Most people know they need to save for retirement, but they don’t know what their “magic number” is. They may not know how much to save on an annual basis nor the duration of those savings.
This is all very understandable, I suppose. Retirement expenses may vary depending on where you will be living and what kind of lifestyle you will be living. It’s very hard to predict what your life will look like in 30 years, let alone 5 or 10!
According to a survey from the National Association of Personal Financial Advisors (NAPFA), one in three Baby Boomers—Americans who are nearing or starting retirement—hasn’t done any financial planning in the last two years. How do they know if they are on track?

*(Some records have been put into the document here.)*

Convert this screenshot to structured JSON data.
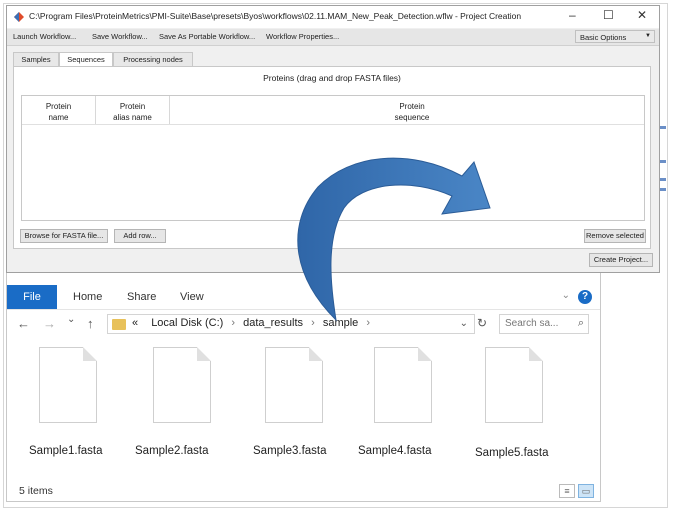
{
  "project_window": {
    "title": "C:\\Program Files\\ProteinMetrics\\PMI-Suite\\Base\\presets\\Byos\\workflows\\02.11.MAM_New_Peak_Detection.wflw - Project Creation",
    "controls": {
      "minimize": "–",
      "maximize": "☐",
      "close": "✕"
    },
    "menu": [
      "Launch Workflow...",
      "Save Workflow...",
      "Save As Portable Workflow...",
      "Workflow Properties..."
    ],
    "options_select": "Basic Options",
    "tabs": [
      "Samples",
      "Sequences",
      "Processing nodes"
    ],
    "active_tab": "Sequences",
    "panel_heading": "Proteins (drag and drop FASTA files)",
    "columns": [
      {
        "line1": "Protein",
        "line2": "name"
      },
      {
        "line1": "Protein",
        "line2": "alias name"
      },
      {
        "line1": "Protein",
        "line2": "sequence"
      }
    ],
    "buttons": {
      "browse": "Browse for FASTA file...",
      "add_row": "Add row...",
      "remove_selected": "Remove selected",
      "create_project": "Create Project..."
    }
  },
  "explorer": {
    "ribbon_tabs": [
      "File",
      "Home",
      "Share",
      "View"
    ],
    "nav": {
      "back": "←",
      "forward": "→",
      "recent": "⌄",
      "up": "↑"
    },
    "address": {
      "prefix": "«",
      "crumbs": [
        "Local Disk (C:)",
        "data_results",
        "sample"
      ]
    },
    "search_placeholder": "Search sa...",
    "files": [
      "Sample1.fasta",
      "Sample2.fasta",
      "Sample3.fasta",
      "Sample4.fasta",
      "Sample5.fasta"
    ],
    "status": "5 items"
  },
  "colors": {
    "file_tab": "#1a6cc6",
    "arrow": "#3d78b8",
    "folder": "#e8c15a"
  },
  "icons": [
    "app-icon",
    "help-icon",
    "folder-icon",
    "refresh-icon",
    "search-icon",
    "file-icon",
    "details-view-icon",
    "large-icons-view-icon"
  ]
}
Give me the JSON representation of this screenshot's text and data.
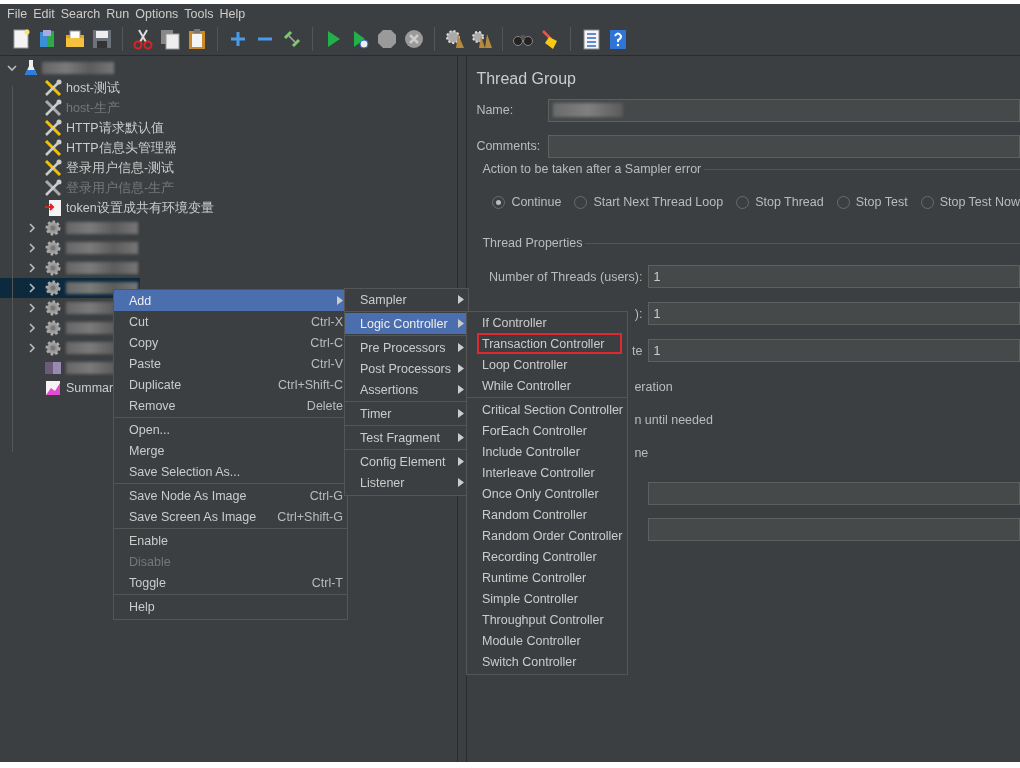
{
  "menubar": [
    "File",
    "Edit",
    "Search",
    "Run",
    "Options",
    "Tools",
    "Help"
  ],
  "tree": {
    "kind": "test_plan",
    "expanded": true,
    "selected": false,
    "children": [
      {
        "kind": "config",
        "label": "host-测试",
        "selected": false,
        "disabled": false
      },
      {
        "kind": "config",
        "label": "host-生产",
        "selected": false,
        "disabled": true
      },
      {
        "kind": "config",
        "label": "HTTP请求默认值",
        "selected": false,
        "disabled": false
      },
      {
        "kind": "config",
        "label": "HTTP信息头管理器",
        "selected": false,
        "disabled": false
      },
      {
        "kind": "config",
        "label": "登录用户信息-测试",
        "selected": false,
        "disabled": false
      },
      {
        "kind": "config",
        "label": "登录用户信息-生产",
        "selected": false,
        "disabled": true
      },
      {
        "kind": "preprocessor",
        "label": "token设置成共有环境变量",
        "selected": false,
        "disabled": false
      },
      {
        "kind": "thread_group",
        "expanded": false,
        "selected": false
      },
      {
        "kind": "thread_group",
        "expanded": false,
        "selected": false
      },
      {
        "kind": "thread_group",
        "expanded": false,
        "selected": false
      },
      {
        "kind": "thread_group",
        "expanded": false,
        "selected": true
      },
      {
        "kind": "thread_group",
        "expanded": false,
        "selected": false
      },
      {
        "kind": "thread_group",
        "expanded": false,
        "selected": false
      },
      {
        "kind": "thread_group",
        "expanded": false,
        "selected": false
      },
      {
        "kind": "plain",
        "selected": false
      },
      {
        "kind": "listener",
        "label": "Summar",
        "selected": false,
        "disabled": false
      }
    ]
  },
  "panel": {
    "title": "Thread Group",
    "name_label": "Name:",
    "comments_label": "Comments:",
    "error_action": {
      "legend": "Action to be taken after a Sampler error",
      "options": [
        {
          "label": "Continue",
          "selected": true
        },
        {
          "label": "Start Next Thread Loop",
          "selected": false
        },
        {
          "label": "Stop Thread",
          "selected": false
        },
        {
          "label": "Stop Test",
          "selected": false
        },
        {
          "label": "Stop Test Now",
          "selected": false
        }
      ]
    },
    "thread_properties": {
      "legend": "Thread Properties",
      "rows": [
        {
          "label": "Number of Threads (users):",
          "value": "1"
        },
        {
          "label": "):",
          "value": "1"
        },
        {
          "label": "te",
          "value": "1"
        }
      ],
      "notes": [
        "eration",
        "n until needed",
        "ne"
      ]
    }
  },
  "context_menu": {
    "groups": [
      [
        {
          "label": "Add",
          "submenu": true,
          "selected": true,
          "disabled": false
        },
        {
          "label": "Cut",
          "shortcut": "Ctrl-X",
          "submenu": false,
          "selected": false,
          "disabled": false
        },
        {
          "label": "Copy",
          "shortcut": "Ctrl-C",
          "submenu": false,
          "selected": false,
          "disabled": false
        },
        {
          "label": "Paste",
          "shortcut": "Ctrl-V",
          "submenu": false,
          "selected": false,
          "disabled": false
        },
        {
          "label": "Duplicate",
          "shortcut": "Ctrl+Shift-C",
          "submenu": false,
          "selected": false,
          "disabled": false
        },
        {
          "label": "Remove",
          "shortcut": "Delete",
          "submenu": false,
          "selected": false,
          "disabled": false
        }
      ],
      [
        {
          "label": "Open...",
          "submenu": false,
          "selected": false,
          "disabled": false
        },
        {
          "label": "Merge",
          "submenu": false,
          "selected": false,
          "disabled": false
        },
        {
          "label": "Save Selection As...",
          "submenu": false,
          "selected": false,
          "disabled": false
        }
      ],
      [
        {
          "label": "Save Node As Image",
          "shortcut": "Ctrl-G",
          "submenu": false,
          "selected": false,
          "disabled": false
        },
        {
          "label": "Save Screen As Image",
          "shortcut": "Ctrl+Shift-G",
          "submenu": false,
          "selected": false,
          "disabled": false
        }
      ],
      [
        {
          "label": "Enable",
          "submenu": false,
          "selected": false,
          "disabled": false
        },
        {
          "label": "Disable",
          "submenu": false,
          "selected": false,
          "disabled": true
        },
        {
          "label": "Toggle",
          "shortcut": "Ctrl-T",
          "submenu": false,
          "selected": false,
          "disabled": false
        }
      ],
      [
        {
          "label": "Help",
          "submenu": false,
          "selected": false,
          "disabled": false
        }
      ]
    ]
  },
  "add_menu": {
    "groups": [
      [
        {
          "label": "Sampler",
          "submenu": true,
          "selected": false
        }
      ],
      [
        {
          "label": "Logic Controller",
          "submenu": true,
          "selected": true
        }
      ],
      [
        {
          "label": "Pre Processors",
          "submenu": true,
          "selected": false
        },
        {
          "label": "Post Processors",
          "submenu": true,
          "selected": false
        },
        {
          "label": "Assertions",
          "submenu": true,
          "selected": false
        }
      ],
      [
        {
          "label": "Timer",
          "submenu": true,
          "selected": false
        }
      ],
      [
        {
          "label": "Test Fragment",
          "submenu": true,
          "selected": false
        }
      ],
      [
        {
          "label": "Config Element",
          "submenu": true,
          "selected": false
        },
        {
          "label": "Listener",
          "submenu": true,
          "selected": false
        }
      ]
    ]
  },
  "logic_controller_menu": {
    "groups": [
      [
        {
          "label": "If Controller",
          "selected": false,
          "outlined": false
        },
        {
          "label": "Transaction Controller",
          "selected": false,
          "outlined": true
        },
        {
          "label": "Loop Controller",
          "selected": false,
          "outlined": false
        },
        {
          "label": "While Controller",
          "selected": false,
          "outlined": false
        }
      ],
      [
        {
          "label": "Critical Section Controller",
          "selected": false,
          "outlined": false
        },
        {
          "label": "ForEach Controller",
          "selected": false,
          "outlined": false
        },
        {
          "label": "Include Controller",
          "selected": false,
          "outlined": false
        },
        {
          "label": "Interleave Controller",
          "selected": false,
          "outlined": false
        },
        {
          "label": "Once Only Controller",
          "selected": false,
          "outlined": false
        },
        {
          "label": "Random Controller",
          "selected": false,
          "outlined": false
        },
        {
          "label": "Random Order Controller",
          "selected": false,
          "outlined": false
        },
        {
          "label": "Recording Controller",
          "selected": false,
          "outlined": false
        },
        {
          "label": "Runtime Controller",
          "selected": false,
          "outlined": false
        },
        {
          "label": "Simple Controller",
          "selected": false,
          "outlined": false
        },
        {
          "label": "Throughput Controller",
          "selected": false,
          "outlined": false
        },
        {
          "label": "Module Controller",
          "selected": false,
          "outlined": false
        },
        {
          "label": "Switch Controller",
          "selected": false,
          "outlined": false
        }
      ]
    ]
  }
}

This is worrisome to me.
While there is no one-size-fits-all approach, there are some rules of thumb that people can use to obtain more clarity with their financial situation:
Pick a goal and work towards it. Some investors work best by targeting a specific retirement savings goal ($1mil? $2mil? $10mil?) and back-in to a savings goal from there. Using simple numbers, if you are starting with $0 and want to get to $1,000,000 in 20 years you can use any savings calculator (here’s one) and it will tell you what amount you need to save. Assuming a 6% rate of return with the numbers above, you would need to save $2,164 a month (approx. $26k a year) to get there.

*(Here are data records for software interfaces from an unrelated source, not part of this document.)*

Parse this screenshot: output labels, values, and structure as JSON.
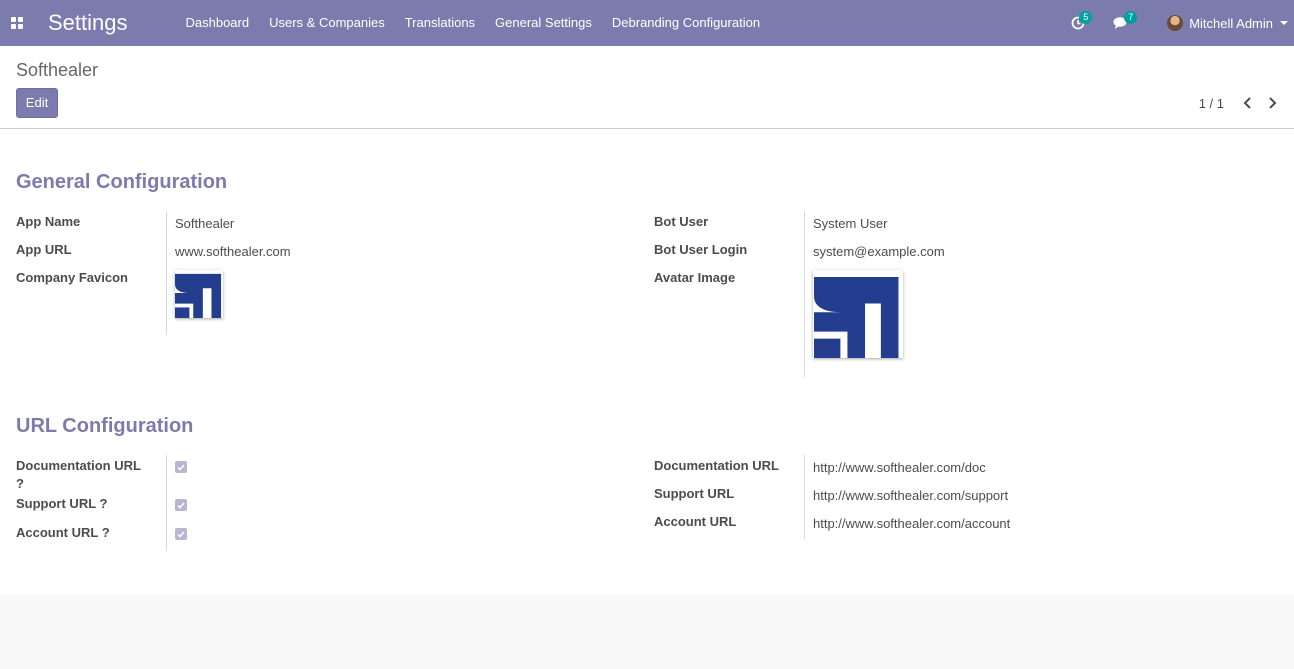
{
  "navbar": {
    "app_title": "Settings",
    "menu": [
      "Dashboard",
      "Users & Companies",
      "Translations",
      "General Settings",
      "Debranding Configuration"
    ],
    "activity_count": "5",
    "message_count": "7",
    "user_name": "Mitchell Admin",
    "colors": {
      "bg": "#7c7bad",
      "badge": "#00a09d"
    }
  },
  "control_panel": {
    "breadcrumb": "Softhealer",
    "edit_label": "Edit",
    "pager_value": "1 / 1"
  },
  "general": {
    "title": "General Configuration",
    "app_name_label": "App Name",
    "app_name_value": "Softhealer",
    "app_url_label": "App URL",
    "app_url_value": "www.softhealer.com",
    "favicon_label": "Company Favicon",
    "bot_user_label": "Bot User",
    "bot_user_value": "System User",
    "bot_login_label": "Bot User Login",
    "bot_login_value": "system@example.com",
    "avatar_label": "Avatar Image"
  },
  "url": {
    "title": "URL Configuration",
    "doc_check_label_1": "Documentation URL",
    "doc_check_label_2": "?",
    "support_check_label": "Support URL ?",
    "account_check_label": "Account URL ?",
    "doc_url_label": "Documentation URL",
    "doc_url_value": "http://www.softhealer.com/doc",
    "support_url_label": "Support URL",
    "support_url_value": "http://www.softhealer.com/support",
    "account_url_label": "Account URL",
    "account_url_value": "http://www.softhealer.com/account"
  },
  "logo": {
    "text": "SH",
    "color": "#233d8f"
  }
}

This may be used as a general framework using arbitrary numbers, because who knows if $1mil for you is enough? If you wanted to know a ballpark savings amount to target, this is a decent start. You can play with these numbers and assumptions and see where that gets you.
The 25x Rule. This rule says you need to save 25 times your annual expenses (not your salary) to retire. And once you have gotten there, you may be considered “financially free”. For example, if you anticipate needing $50k from your investments in retirement, you’ll need a nest egg of $1,250,000.
Some people in the industry like this guideline because it’s very simple to compute. No complicated formulas needed. The downside would be the age of when you reach this (55? 85?) and which accounts you have (IRA versus non-IRA). The social security situation and the tax environment may also muddy the scenario. All in all, the simplicity – and the math behind it – works for many people.
Make a budgeting rule. This is a common method in which a household decides to allocate percentages of their income towards various buckets. The common “50-30-20 rule”, illustrated below, is one where 50% of income goes towards an essentials bucket, 30% towards personal/lifestyle, and 20% towards savings/debt.
Essentially families would be spending half their money on “needs” like housing, utilities, and food. One third is spent on things like gym memberships, dining out, and vacations. The smallest part at 20% would be used to eliminate debt and save for retirement.
Many families I work with, including my own, like using this arrangement. They find it helps them make more disciplined decisions on a daily basis. On the flip side, there are certain people who don’t enjoy structure nor micromanaging their spending. People like my wife just want to know “how much can I spend?”, and that’s OK too!
Age-Based Goals. I use these guideposts often, to give people a benchmark of where they are. I have seen a few different versions of this, but here’s one from Fidelity:
The calculation is straightforward. For example, a 50-year-old making a $150,000 income should have $600,000 saved for retirement. Not there yet? There is still come to catch up…but note that the warning bells have rung!
Save a certain percentage, regardless of age. I’d say the absolute minimum savings rate should be 10% of income, ideally 20% or more. Some experts say 15% is a good number. Obviously the lower the savings percentage, the longer you potentially have to work.
Along the same lines, put time on your side and start saving early in life. Studies show that if you start saving at age 25 versus 35, you would end up saving half as much and in half the amount of time, and still have more in retirement!
My recommendation is setting up automatic savings from a paycheck or bank account. That way you don’t have to think about it. If you’re automatically putting away 15% of your salary, a company match or unexpected bonus could very well get you to 20%+ by year-end.
Think that’s unattainable? I’m not going to say it’s easy. But hey – I read about people who save 50% and share their stories about how they managed to do it. It’s all very possible, and people are doing it.
These rules of thumb may be helpful, but keep in mind there are no guarantees with anything. In fact there are several complicating factors that aren’t being discussed here. For example, we didn’t talk about what “retirement” means, because it’s different for everyone (and that’s a whole different topic). For some, it means retiring by 45!
Some of the other moving pieces in this financial planning puzzle could be the status of social security, pensions, or other potential sources of income. Similarly, I would not recommend planning on an inheritance, even though one may eventually come. Don’t forget about inflation. And of course, you have to be prepared for the unexpected – unanticipated medical situations can wreak havoc on your plans.
I’m not here to beat anyone over the head if they aren’t saving enough, to each their own! Everyone’s situation is different. But I think these rules of thumb can be helpful.
If nothing else, I hope this helps put things in perspective. Apply some of these yardsticks to your situation and see how you are stacking up. Share them with a parent, a sibling, your kids, or a good friend. And if you or someone you care about is worried they are falling behind, have them reach out to a professional for assistance.
Fine print: as usual, performance is never guaranteed and these figures are just used for illustration purposes!